Childhood mortality is linked with socio-economic deprivation, a report by the National Child Mortality Database (NCMD) has revealed.
The report, Child Mortality and Social Deprivation, which is based on data for children who died between April 2019 and March 2020 in England, finds a clear association between the risk of child death and the level of deprivation (for all categories of death except cancer).
More specifically, the report found that more than a fifth of all child deaths might be avoided if children living in the most deprived areas had the same mortality risk as those living in the least deprived, which translates to more than 700 fewer children dying per year in England.
Commissioned by the Healthcare Quality Improvement Partnership (HQIP) on behalf of NHS England, this report includes analysis of 3,347 children who died in England between April 1, 2019, and March 31, 2020, and investigates the characteristics of their deaths to identify if socio-economic deprivation is associated with childhood mortality.
The most common age at death was less than 1 year (63%) and more boys than girls died (56.5% vs 43.5%), while the majority of children who died lived in urban areas (87.8%).
By linking each child’s address to the UK government’s ten deciles of deprivation (calculated using seven indicators of income, employment, education, health, crime, access to housing and services, and living environment), it was determined that child mortality increased as deprivation increased.
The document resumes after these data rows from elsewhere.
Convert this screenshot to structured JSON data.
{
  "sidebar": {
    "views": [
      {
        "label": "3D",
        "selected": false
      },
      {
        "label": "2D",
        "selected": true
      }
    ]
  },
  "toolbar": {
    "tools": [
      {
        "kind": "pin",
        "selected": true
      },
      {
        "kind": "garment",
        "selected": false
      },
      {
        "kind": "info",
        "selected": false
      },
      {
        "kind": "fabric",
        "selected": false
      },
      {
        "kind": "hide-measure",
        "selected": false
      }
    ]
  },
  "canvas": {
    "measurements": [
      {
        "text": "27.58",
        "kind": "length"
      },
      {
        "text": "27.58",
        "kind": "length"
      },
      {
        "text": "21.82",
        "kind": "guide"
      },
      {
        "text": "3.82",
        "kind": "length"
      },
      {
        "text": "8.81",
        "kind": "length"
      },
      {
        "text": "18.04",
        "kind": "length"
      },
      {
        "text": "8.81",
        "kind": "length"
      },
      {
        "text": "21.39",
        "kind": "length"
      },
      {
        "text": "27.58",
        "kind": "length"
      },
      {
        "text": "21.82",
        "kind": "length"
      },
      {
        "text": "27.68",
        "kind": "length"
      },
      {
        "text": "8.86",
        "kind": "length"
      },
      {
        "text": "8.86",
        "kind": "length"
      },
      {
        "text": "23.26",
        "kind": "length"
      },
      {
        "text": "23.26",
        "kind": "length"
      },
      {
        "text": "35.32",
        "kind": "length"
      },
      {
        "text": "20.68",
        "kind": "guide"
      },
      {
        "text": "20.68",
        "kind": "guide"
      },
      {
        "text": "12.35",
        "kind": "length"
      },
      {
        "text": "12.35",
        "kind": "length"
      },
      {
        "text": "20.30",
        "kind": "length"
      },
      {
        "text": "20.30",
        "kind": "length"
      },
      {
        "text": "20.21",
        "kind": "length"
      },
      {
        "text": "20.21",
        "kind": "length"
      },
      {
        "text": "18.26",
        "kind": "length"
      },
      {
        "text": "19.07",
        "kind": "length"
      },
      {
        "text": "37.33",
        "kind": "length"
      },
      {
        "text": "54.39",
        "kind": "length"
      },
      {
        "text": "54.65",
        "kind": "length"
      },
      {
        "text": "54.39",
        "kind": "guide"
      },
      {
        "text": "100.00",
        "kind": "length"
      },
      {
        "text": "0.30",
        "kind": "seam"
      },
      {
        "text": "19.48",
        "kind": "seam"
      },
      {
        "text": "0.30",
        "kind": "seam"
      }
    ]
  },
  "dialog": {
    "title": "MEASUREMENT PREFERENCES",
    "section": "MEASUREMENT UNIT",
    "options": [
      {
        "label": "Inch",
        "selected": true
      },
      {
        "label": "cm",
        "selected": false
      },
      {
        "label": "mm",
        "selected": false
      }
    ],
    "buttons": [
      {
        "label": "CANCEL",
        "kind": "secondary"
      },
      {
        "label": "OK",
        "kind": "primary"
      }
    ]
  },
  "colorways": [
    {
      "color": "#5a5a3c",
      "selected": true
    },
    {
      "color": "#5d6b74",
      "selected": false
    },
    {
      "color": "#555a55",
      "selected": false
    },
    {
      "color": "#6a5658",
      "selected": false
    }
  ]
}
More specifically, on average, there was a 10% increase in the risk of death between each decile* of increasing deprivation.
For deaths that were reviewed by a Child Death Overview Panel (CDOP) as part of the national Child Death Review (CDR) process, this report is able to provide further insights.
A total of 2,738 child deaths were reviewed in the period from 1 April 2019 to 31 March 2020 (though the year of death ranged from 2012 to 2020) and, of these, we were able to link 98% to deprivation deciles.
Analysis of these more detailed data shows that the proportion of deaths with modifiable contributory factors increased with increasing deprivation (factors relating to the social environment were the most common). While, overall, at least one in 12 of all child deaths reviewed had one or more factors related to deprivation identified.
Importantly, Child Mortality and Social Deprivation also contains case studies from CDOPs that focus on poverty, with the aim of reducing the number of child deaths where deprivation appears to be a factor going forward.
These exemplar projects highlight the value of using local learning, and provide practical inspiration for the kinds of interventions that could be implemented across the country.
The report’s authors are now calling on policymakers and those involved in planning and commissioning public health services as well as health and social care professionals to use the data in this report to develop, implement and monitor the impact of strategies and initiatives to reduce social deprivation and inequalities.
Professor Karen Luyt, NCMD programme lead said: ‘This analysis shows what can be achieved when we pool our knowledge in order to learn lessons at a national level.
‘We now ask that everyone involved in planning and delivering child health or social care services implement strategies to reduce social deprivation.’
This request is underlined by Professor Sir Michael Marmot, Director of UCL Institute of Health Equity (who published the Marmot Review and its follow-up report on health inequalities in England in 2020) who wrote an insightful foreword for this report.
Known for the Build Back Fairer campaign, he states that ‘In a rich society, deprivation should be avoidable – particularly the kind that leads to deaths of infants and children’.
Not only does he welcome this report’s broad view of ‘avoidable’ (by focussing on deprivation) but he also commends the case studies of both children who have died and CDOPs that are implementing campaigns to reduce deaths related to deprivation.
The Department of Health and Social Care has been contacted for comment.
Photo Credit – Michał Parzuchowski